Duane Thomas, PhD
Dr. Thomas is partnered with the Door, Inc., a faith-based, community organization in East Baltimore that provides educational and support services to children, youth and families. He is working with staff at the organization and caregivers in the Fairmount Park community to develop a parent module to Leaders of Tomorrow, a preventive-intervention program that strives to reduce antisocial behavior and school failure among high-risk adolescent males, ages 12-15. Dr. Thomas’ work also includes assisting the organization with obtaining grants from federal, state and private agencies to support its after-school initiatives with children and youth.
Shani Harris Peterson, PhD
Also partnered with Community Building in Partnership, Inc., Dr. Peterson’s work is based in the Sandtown-Winchester community. She hopes to develop, along with teen program participants, an interactive, media-based health promotion tool to increase sexual health knowledge and reduce risk behaviors among African-American girls.

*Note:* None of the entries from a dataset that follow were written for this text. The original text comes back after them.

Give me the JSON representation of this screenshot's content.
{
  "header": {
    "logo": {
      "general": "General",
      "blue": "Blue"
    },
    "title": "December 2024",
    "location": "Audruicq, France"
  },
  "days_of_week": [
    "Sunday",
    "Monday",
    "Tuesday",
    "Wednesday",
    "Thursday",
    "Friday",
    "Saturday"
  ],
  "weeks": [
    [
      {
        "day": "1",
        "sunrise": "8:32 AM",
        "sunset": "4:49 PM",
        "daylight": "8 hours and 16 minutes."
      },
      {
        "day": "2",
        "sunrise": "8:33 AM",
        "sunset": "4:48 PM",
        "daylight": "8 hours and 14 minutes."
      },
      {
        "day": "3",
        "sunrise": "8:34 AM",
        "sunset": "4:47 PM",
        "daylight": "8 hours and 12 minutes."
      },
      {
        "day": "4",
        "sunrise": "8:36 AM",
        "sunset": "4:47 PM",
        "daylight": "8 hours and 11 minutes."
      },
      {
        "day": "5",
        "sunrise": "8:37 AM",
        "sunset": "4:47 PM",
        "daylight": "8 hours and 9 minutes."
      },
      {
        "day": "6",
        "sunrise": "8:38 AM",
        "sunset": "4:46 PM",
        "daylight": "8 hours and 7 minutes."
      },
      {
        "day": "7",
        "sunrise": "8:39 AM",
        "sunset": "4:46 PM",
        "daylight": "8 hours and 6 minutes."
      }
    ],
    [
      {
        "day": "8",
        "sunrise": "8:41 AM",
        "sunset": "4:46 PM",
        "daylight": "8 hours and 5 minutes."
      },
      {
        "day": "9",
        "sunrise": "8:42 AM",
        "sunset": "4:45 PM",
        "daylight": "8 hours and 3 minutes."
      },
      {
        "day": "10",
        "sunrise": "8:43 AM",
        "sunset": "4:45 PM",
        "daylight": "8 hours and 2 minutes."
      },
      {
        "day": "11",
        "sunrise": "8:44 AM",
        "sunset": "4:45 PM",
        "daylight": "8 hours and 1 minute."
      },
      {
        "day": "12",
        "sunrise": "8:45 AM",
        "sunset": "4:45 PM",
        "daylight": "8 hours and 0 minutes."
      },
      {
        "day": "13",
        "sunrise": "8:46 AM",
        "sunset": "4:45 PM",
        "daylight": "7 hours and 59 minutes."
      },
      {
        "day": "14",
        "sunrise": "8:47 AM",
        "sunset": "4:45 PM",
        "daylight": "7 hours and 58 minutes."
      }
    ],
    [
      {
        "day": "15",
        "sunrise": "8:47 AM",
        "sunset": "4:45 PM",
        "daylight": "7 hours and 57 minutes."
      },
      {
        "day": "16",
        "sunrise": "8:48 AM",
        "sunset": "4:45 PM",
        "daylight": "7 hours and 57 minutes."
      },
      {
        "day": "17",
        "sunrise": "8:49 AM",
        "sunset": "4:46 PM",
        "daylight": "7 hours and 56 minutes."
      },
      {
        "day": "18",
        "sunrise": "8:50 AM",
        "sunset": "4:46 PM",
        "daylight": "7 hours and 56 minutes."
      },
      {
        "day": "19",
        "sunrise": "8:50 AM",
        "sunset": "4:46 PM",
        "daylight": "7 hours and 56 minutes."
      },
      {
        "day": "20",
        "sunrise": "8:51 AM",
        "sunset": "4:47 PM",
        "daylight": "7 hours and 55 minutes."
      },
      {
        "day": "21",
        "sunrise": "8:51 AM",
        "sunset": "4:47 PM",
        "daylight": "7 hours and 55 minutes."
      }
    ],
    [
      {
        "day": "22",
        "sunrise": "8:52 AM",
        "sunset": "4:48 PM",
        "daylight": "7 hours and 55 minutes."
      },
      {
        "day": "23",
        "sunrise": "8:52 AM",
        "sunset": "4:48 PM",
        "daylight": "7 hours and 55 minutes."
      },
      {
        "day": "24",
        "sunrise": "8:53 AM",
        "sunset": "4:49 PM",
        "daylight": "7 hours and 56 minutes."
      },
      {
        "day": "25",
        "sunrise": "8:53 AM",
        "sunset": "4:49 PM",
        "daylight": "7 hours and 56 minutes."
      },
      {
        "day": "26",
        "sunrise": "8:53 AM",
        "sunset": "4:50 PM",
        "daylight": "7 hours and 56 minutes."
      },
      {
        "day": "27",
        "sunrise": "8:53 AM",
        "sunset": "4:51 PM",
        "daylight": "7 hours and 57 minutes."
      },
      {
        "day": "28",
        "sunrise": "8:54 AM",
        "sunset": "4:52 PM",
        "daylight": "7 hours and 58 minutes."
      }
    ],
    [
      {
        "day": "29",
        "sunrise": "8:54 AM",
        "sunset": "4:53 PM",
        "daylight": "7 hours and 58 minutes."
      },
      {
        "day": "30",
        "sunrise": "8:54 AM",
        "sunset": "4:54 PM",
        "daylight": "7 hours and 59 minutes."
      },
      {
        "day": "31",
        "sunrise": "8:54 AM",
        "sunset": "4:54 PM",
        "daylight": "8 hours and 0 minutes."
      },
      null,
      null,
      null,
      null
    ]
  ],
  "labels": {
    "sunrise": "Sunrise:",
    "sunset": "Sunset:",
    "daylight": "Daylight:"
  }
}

Following the completion of her fellowship, Dr. Peterson hopes to secure an academic appointment where she can further develop and test the effectiveness of arts-based programs and media tools in reducing adolescent participation in sexual risk behaviors.
The Kellogg Foundation, through its grant programs, is generating a new kind of leadership – leadership with a broadened vision for the next century; leadership that fosters service, caring, commitment, action and vision; leadership that deals with complex problems that cross lines of specialties and solves problems in society.Public Affairs media contacts for the Johns Hopkins Bloomberg School of Public Health: Kenna Lowe or Tim Parsons at 410-955-6878 or firstname.lastname@example.org.